Ms O'Sullivan has strongly rejected concerns about her capacity to lead the force while also dealing with the tribunal.

The chairperson of the Policing Authority, Josephine Feehily, said last week it had concerns about her ability to do both.

The commissioner rejected these concerns, saying she had put a team in place to drive planned reforms of the force while also dealing with the needs of the tribunal.

"We are already on record as saying we will fully co-operate with the tribunal in every way, and we look forward to being able to do that," she said.

Referring to vacancies that previously existed at senior management level in the force, she said: "In the last three years I as an individual, as both an interim commissioner of An Garda Síochána and the Commissioner of An Garda Síochána, have had to operate on a very limited capacity, so I am no stranger at having to operate at a limited capacity."

Asked if she was surprised by Ms Feehily's comments, the Commissioner said: "We discussed in detail at both private and public meetings with the authority and at no stage did the authority express anything other than confidence in our capacity to do the job."


Separately, Alan Shatter refused to say if he was aware, when he was justice minister, of false smears allegedly circulated by senior gardaí about whistleblower Sgt McCabe.

Mr Shatter resigned from the cabinet in May 2014, a month after a file was created by Tusla containing a false sexual abuse allegation against Sgt McCabe.

The former TD told the Irish Independent the first he learned of the file was when he saw a report last month on RTÉ.

He said he was "reflecting" on whether he would make a submission to the Disclosure Tribunal, which is investigating the treatment of Sgt McCabe and other whistleblowers by Garda management.

Asked if he had information that would be relevant to the work of the tribunal, Mr Shatter said: "The first I learned of the bizarre conduct of the HSE and Tusla, and I can say this without any fear of contradiction, was when I watched the 'Prime Time' programme.
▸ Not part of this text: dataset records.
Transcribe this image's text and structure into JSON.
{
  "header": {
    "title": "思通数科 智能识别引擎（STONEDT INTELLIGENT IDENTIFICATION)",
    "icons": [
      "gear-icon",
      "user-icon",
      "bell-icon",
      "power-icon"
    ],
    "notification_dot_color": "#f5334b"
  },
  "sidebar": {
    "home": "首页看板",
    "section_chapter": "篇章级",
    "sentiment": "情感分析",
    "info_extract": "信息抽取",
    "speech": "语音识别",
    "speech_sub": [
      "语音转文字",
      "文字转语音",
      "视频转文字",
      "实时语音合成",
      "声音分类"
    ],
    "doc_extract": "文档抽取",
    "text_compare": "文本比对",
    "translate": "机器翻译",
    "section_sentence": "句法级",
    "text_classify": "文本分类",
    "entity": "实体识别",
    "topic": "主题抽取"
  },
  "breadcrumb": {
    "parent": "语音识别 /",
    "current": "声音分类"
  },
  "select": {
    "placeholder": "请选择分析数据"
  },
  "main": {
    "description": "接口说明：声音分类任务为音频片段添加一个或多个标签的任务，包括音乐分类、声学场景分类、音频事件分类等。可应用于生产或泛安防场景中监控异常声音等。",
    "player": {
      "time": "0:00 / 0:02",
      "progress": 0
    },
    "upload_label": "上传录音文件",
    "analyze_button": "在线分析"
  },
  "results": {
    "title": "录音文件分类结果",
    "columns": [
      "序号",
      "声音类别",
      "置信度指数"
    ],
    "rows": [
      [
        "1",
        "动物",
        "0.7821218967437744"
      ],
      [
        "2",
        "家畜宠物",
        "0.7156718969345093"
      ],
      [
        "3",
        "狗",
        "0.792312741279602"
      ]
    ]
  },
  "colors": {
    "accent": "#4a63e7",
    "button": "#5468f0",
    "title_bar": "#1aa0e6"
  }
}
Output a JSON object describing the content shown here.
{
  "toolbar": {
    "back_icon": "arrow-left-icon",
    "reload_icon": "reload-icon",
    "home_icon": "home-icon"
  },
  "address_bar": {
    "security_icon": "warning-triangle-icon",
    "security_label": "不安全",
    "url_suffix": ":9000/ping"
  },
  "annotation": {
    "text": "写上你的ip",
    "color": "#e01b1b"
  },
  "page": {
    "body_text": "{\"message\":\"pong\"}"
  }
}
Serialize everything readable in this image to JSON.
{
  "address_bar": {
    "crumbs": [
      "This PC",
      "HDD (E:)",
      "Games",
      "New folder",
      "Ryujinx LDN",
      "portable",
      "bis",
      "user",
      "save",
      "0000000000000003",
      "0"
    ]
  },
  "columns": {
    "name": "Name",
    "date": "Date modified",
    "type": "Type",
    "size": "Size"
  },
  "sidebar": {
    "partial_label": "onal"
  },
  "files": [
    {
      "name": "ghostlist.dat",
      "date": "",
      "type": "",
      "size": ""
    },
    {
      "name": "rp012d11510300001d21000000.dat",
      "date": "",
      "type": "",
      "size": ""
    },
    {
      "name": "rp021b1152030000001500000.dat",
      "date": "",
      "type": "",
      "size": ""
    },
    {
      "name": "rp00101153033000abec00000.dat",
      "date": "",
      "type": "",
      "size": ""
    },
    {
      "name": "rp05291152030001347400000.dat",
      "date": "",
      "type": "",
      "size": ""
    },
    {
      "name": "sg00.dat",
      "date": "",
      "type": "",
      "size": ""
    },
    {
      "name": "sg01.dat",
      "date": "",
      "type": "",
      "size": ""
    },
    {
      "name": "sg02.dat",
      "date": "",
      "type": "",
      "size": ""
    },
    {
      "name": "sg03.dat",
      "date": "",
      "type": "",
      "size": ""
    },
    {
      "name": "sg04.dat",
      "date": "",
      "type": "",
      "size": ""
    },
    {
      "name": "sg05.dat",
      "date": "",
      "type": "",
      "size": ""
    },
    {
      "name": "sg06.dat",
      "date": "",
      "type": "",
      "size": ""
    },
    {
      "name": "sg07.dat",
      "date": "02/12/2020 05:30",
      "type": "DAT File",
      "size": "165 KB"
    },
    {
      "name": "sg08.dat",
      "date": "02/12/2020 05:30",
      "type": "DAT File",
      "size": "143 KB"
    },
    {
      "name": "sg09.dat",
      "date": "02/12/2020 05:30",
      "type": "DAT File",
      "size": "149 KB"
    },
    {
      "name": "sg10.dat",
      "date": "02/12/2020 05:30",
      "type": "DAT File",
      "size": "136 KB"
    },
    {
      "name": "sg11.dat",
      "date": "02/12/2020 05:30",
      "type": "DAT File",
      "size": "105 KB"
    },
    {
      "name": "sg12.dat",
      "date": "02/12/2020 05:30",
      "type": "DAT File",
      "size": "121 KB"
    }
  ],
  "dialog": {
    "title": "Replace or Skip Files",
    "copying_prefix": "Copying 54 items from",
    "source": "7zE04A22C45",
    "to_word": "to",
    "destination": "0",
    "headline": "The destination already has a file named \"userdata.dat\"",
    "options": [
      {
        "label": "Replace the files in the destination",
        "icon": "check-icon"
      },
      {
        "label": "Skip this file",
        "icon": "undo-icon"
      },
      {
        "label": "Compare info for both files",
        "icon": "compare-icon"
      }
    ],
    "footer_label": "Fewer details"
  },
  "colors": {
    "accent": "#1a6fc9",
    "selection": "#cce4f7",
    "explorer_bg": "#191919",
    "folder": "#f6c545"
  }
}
I think Judge Charleton is an excellent judge. I wish him well with the tribunal. I am reflecting on whether there is anything that I might submit to him that would assist him in his work."

Asked if he was aware of any attempts to smear Sgt McCabe, Mr Shatter said: "I am simply not going to get into that today."

Irish Independent